Of far greater importance is the second step to be taken – expanding customer base to increase the value of the enterprise. Usually, this cannot be effectively done without first implementing the third step – that of changing enterprise’ entire business model.

In fact, book reviewers need to completely re-orient themselves, switching to an altogether different set of customers.

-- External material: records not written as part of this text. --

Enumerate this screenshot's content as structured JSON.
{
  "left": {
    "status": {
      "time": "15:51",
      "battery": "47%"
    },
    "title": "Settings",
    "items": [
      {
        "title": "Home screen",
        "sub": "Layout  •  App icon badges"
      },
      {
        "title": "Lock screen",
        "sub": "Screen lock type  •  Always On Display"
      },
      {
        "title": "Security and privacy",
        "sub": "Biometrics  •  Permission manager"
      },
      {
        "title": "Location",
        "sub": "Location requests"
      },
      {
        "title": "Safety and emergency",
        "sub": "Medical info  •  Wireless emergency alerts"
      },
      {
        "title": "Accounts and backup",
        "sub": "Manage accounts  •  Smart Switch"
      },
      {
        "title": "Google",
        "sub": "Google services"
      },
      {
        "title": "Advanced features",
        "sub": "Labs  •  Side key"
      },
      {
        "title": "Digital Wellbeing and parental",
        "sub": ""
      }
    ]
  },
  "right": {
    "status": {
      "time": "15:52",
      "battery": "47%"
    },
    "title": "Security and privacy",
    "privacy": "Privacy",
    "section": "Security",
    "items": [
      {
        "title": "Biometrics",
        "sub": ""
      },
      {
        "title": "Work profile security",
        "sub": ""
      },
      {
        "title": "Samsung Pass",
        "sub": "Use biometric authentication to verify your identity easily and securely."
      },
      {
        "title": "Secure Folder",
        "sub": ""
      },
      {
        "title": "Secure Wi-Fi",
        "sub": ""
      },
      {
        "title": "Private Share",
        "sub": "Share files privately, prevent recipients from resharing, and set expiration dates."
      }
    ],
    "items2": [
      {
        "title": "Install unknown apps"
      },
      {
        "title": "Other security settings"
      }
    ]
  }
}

At present, reviewers are servants of big publishers. Rather than sifting through the mass of newly-published books in search of interesting and original ideas to present to the public, and acting as referees of merit, today’s book reviewers earn their bread by hyping up books published by big houses, and turning them into “bestsellers.” Some book-covers are just plastered with admiring quotes from reviews, with ecstatic “oh!”s, “ah!”s, and “how great!”s spilling from the covers to the first few pages of the text itself, while other books earn not a single review. Are the former adorned with superlatives because their merits were obvious to every reviewer in the country, while the latter were found, upon being read by the same reviewers, sadly devoid of merit? Not at all. The difference is due solely to the respective publishers’ connections, the former being able to push their wares to reviewers’ desks, while the latter having no such long arm.

A couple of years ago a novel called “The Memory of Running” was sold to a big publisher for around two million dollars – after fifteen years of having been rejected as junk. The lucky break came after the author came into contact with Stephen King while making an audio book for him. A nod from Mr. King did the alchemical trick of turning trash into gold – and, when time came to hype the book into bestsellership, every major reviewer published an opinion – an opinion of a book which would never have reached his desk had the author published it himself – since major reviewers have a stated policy of not considering author-published books for review. “The Memory of Running” made it not because of what was in it – that never changed since its trash years – but because it was published by people who were in a position to make book reviewers jump.

About half a year ago, during a panel discussion by the New York Times book review staff, I had a more direct confirmation that this is how book reviewers operate. I was eager to ask a simple question – “if all review submissions were made anonymously, leaving no clue as to the identity of author or publisher, wouldn’t an altogether different set of books be chosen for review?” My turn to ask the question never came, but I buttonholed two members of the panel as they mixed with the crowd. Each one answered in the affirmative, even suggesting that this might be a vastly superior way of doing things, and confiding that a recent novel by a household-name novelist would have never been reviewed under such selection policy.

Interestingly, this is precisely how book reviewers used to work in the past. In early 1900s it was possible for a book anonymously published by its author to get some half dozen magazine reviews simply on the merit of its provocative ideas. (Far later, “What is Man?” proved to have been written by Mark Twain.) In the current book review climate, however, this would be inconceivable, reviews being an exclusive prerogative of publishing establishment, and having nothing whatsoever to do with book’s quality and merit.

Perhaps, to save their industry, book reviewers should seriously consider extricating themselves from the far-too-close embrace of big publishers, and of choosing as customers the public, instead of the publishers – by basing their selection, just as it used to be a hundred years ago, only on merit, and completely ignoring irrelevances such as the identity of author and of publisher.